== Segment start ==
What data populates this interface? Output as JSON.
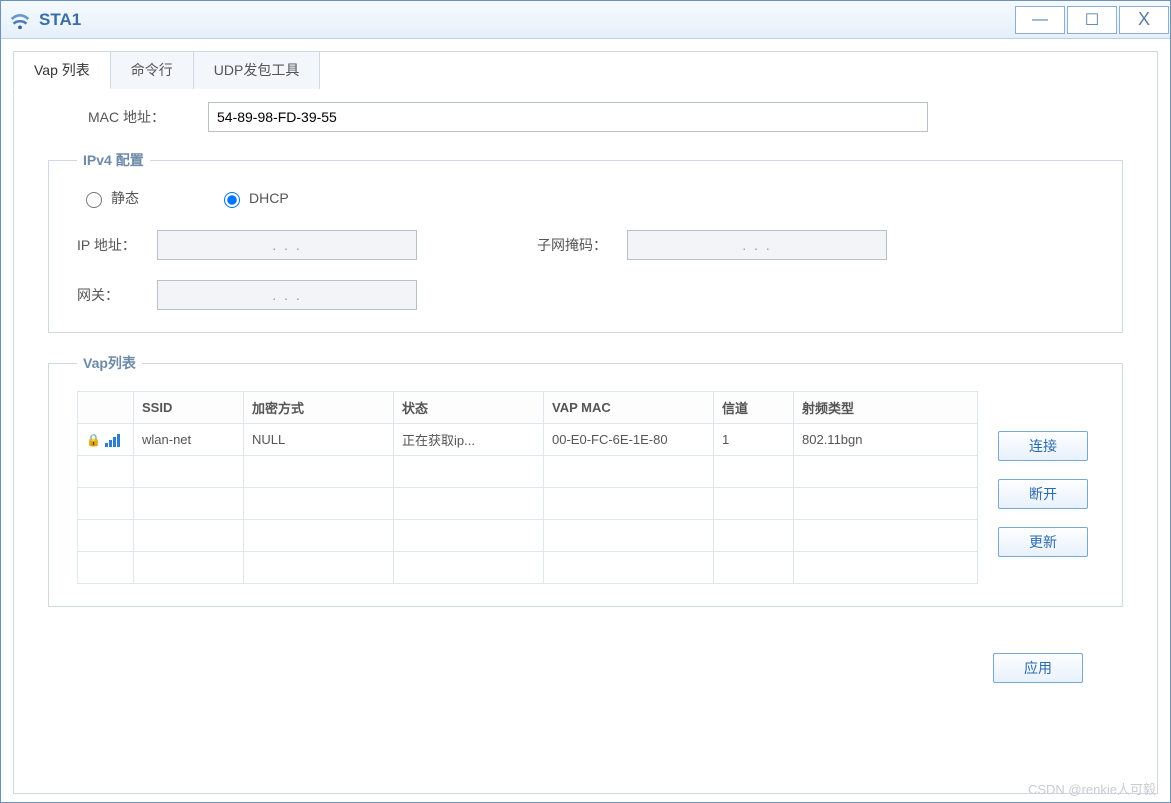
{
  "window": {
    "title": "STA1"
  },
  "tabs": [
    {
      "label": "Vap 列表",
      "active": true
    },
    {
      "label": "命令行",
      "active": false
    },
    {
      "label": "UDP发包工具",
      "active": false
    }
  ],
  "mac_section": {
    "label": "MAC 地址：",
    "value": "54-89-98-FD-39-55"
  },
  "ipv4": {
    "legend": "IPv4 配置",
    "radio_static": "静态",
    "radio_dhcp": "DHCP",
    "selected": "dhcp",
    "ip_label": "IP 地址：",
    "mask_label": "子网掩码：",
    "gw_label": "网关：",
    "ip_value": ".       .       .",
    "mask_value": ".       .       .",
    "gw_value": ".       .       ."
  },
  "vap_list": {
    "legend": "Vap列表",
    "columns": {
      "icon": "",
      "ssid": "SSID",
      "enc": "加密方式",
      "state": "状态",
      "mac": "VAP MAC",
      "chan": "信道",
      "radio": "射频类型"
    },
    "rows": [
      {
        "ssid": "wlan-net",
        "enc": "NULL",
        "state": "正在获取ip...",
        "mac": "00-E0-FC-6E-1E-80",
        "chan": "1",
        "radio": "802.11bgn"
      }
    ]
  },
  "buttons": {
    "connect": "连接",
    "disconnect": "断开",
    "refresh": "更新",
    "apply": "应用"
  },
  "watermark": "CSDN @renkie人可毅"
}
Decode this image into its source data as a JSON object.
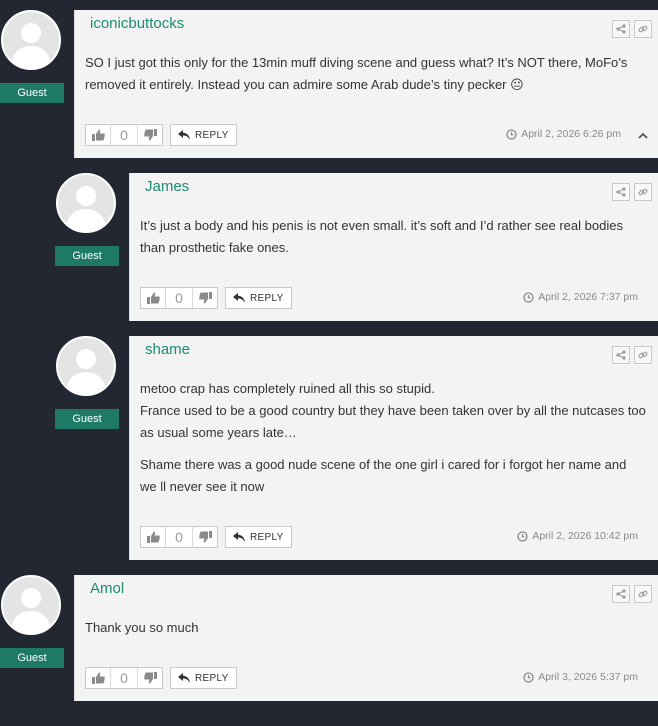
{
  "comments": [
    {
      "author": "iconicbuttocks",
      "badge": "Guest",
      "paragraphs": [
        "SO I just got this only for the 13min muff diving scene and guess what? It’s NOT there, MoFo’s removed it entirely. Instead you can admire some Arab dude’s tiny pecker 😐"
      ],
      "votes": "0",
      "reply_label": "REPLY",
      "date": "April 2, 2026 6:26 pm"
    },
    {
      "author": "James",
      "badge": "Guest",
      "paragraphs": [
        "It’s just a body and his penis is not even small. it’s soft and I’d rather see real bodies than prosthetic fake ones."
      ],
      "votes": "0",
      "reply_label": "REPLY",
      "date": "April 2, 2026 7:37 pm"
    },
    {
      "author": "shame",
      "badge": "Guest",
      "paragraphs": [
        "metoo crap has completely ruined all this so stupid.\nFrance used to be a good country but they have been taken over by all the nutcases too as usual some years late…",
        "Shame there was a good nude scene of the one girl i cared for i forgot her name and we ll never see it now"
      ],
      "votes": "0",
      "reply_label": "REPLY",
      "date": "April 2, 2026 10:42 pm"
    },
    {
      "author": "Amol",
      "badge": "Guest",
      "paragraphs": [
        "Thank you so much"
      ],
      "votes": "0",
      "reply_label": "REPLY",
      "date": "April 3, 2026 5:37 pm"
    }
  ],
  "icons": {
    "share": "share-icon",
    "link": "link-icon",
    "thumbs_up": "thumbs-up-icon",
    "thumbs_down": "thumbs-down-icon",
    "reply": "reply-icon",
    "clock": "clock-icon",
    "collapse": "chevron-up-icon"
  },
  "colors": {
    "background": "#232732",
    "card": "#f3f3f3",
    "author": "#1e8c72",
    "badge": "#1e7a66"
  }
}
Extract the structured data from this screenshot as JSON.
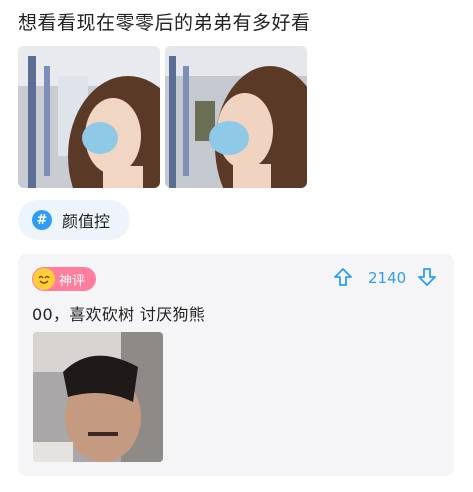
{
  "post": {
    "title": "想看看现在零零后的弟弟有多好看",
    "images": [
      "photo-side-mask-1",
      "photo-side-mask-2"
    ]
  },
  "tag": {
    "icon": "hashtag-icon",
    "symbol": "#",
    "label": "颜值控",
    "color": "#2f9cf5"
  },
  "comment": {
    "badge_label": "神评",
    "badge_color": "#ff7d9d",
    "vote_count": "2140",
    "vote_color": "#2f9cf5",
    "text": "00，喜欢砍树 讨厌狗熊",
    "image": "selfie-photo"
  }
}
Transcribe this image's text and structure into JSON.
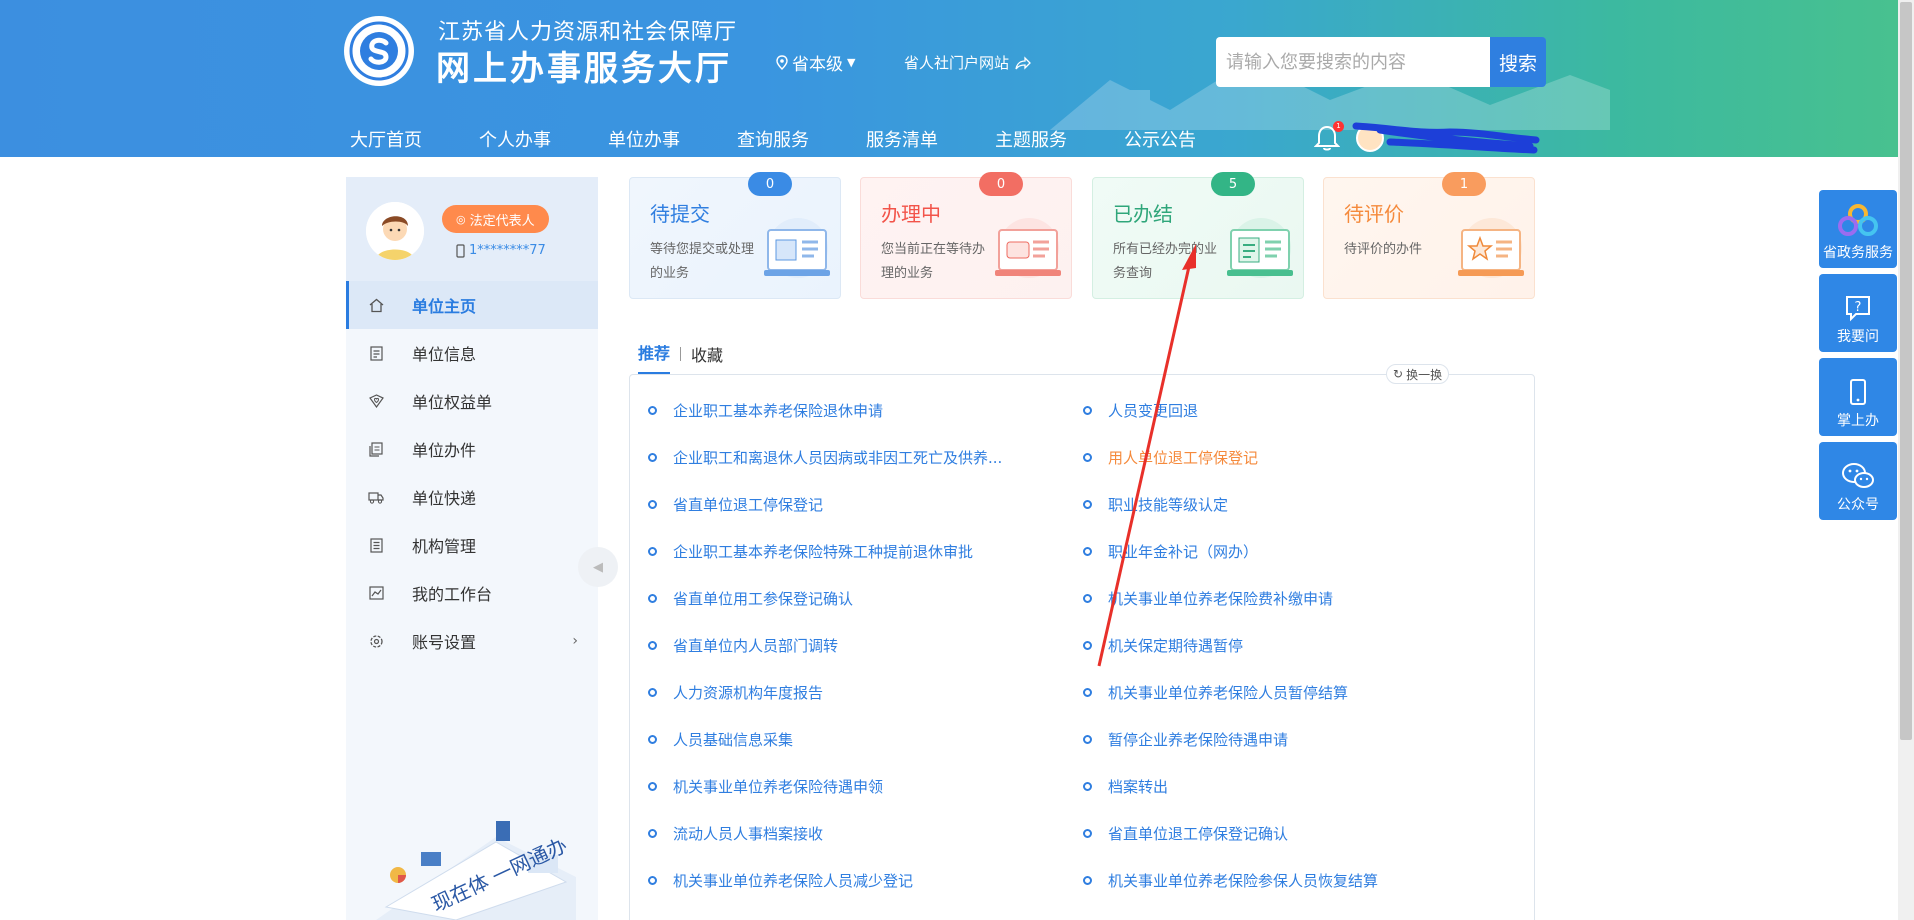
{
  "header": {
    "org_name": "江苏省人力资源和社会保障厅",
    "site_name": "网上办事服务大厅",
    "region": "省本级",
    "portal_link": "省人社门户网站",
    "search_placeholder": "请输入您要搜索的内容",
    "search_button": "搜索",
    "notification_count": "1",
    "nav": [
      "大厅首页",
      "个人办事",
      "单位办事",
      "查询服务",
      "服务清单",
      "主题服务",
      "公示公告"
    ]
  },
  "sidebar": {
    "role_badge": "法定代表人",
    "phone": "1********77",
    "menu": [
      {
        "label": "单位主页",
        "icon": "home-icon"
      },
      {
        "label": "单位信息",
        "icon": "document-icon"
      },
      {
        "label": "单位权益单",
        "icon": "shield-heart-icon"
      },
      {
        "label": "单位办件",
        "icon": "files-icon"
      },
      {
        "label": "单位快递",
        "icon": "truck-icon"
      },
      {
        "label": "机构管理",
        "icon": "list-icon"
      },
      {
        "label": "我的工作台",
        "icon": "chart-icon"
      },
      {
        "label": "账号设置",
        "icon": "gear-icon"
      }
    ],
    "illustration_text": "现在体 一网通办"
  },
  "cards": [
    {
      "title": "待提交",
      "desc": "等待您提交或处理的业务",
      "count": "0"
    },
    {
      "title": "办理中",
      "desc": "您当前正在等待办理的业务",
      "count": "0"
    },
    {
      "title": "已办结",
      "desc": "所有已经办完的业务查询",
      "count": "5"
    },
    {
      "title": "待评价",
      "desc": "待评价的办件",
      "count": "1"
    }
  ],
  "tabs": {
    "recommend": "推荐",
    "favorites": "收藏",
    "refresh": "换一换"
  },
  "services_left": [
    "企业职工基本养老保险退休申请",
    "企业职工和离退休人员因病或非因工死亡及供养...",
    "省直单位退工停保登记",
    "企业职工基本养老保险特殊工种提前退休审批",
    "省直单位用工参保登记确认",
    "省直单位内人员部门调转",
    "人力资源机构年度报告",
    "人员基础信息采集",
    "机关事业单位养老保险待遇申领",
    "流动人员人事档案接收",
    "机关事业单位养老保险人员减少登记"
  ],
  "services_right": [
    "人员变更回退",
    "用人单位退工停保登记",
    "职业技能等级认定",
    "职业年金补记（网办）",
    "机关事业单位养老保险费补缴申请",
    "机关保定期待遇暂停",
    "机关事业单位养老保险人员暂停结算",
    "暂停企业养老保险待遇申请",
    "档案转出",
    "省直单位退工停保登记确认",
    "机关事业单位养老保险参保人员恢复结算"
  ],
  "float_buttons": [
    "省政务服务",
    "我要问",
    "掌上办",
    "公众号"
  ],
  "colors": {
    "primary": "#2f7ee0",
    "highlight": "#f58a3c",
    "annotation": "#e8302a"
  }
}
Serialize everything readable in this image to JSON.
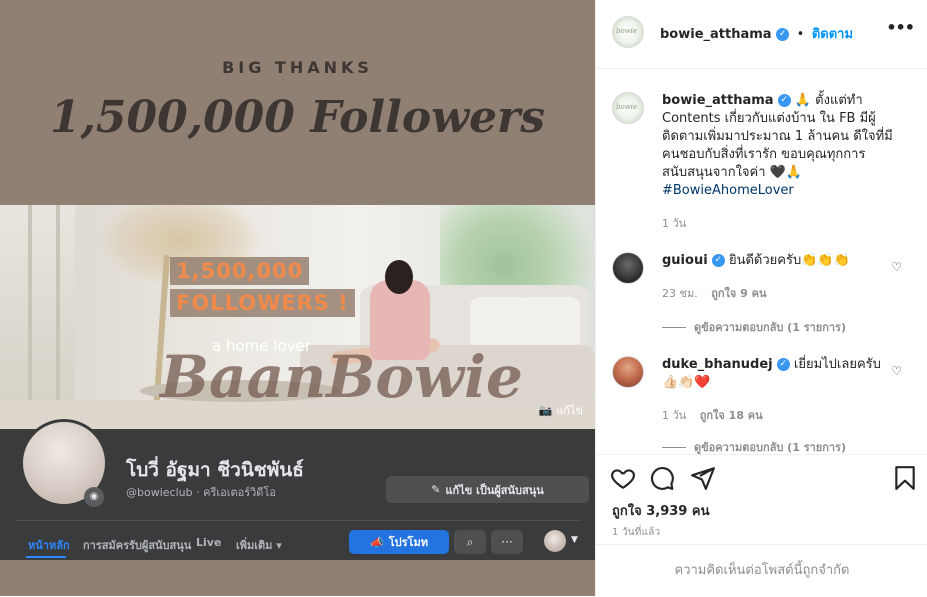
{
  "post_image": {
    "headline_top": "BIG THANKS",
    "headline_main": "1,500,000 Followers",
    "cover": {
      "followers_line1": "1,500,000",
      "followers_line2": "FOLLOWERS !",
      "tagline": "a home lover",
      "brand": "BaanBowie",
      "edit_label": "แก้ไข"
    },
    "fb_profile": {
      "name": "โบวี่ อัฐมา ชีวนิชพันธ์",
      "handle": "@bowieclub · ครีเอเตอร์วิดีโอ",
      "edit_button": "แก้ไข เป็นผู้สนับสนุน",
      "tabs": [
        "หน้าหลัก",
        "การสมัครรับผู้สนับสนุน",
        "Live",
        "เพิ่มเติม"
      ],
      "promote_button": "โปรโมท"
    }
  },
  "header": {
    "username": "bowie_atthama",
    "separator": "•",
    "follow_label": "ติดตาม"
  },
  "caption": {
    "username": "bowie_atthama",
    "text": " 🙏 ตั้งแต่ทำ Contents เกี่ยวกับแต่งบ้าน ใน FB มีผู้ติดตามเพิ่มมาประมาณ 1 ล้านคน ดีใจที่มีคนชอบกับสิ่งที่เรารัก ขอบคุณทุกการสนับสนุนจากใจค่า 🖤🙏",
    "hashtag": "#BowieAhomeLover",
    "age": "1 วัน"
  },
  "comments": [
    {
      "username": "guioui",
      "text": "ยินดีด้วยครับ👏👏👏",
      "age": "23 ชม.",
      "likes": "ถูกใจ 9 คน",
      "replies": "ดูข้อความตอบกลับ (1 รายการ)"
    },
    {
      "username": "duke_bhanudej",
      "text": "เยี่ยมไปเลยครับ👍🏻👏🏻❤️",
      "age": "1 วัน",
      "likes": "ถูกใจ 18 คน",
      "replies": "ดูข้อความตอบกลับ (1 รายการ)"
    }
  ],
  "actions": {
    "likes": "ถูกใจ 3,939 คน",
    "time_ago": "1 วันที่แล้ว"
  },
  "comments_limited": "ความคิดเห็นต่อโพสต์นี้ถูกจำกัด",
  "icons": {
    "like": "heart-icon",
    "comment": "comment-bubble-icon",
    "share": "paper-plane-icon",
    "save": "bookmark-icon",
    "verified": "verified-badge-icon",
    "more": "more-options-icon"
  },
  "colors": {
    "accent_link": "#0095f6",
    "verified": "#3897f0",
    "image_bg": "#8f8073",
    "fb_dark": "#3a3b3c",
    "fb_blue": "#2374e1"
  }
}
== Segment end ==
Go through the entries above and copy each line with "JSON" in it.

What data populates this interface? Output as JSON.
Decode this image into its source data as a JSON object.
Extract the structured data from this screenshot as JSON.
Transcribe this image's text and structure into JSON.
Serialize everything readable in this image to JSON.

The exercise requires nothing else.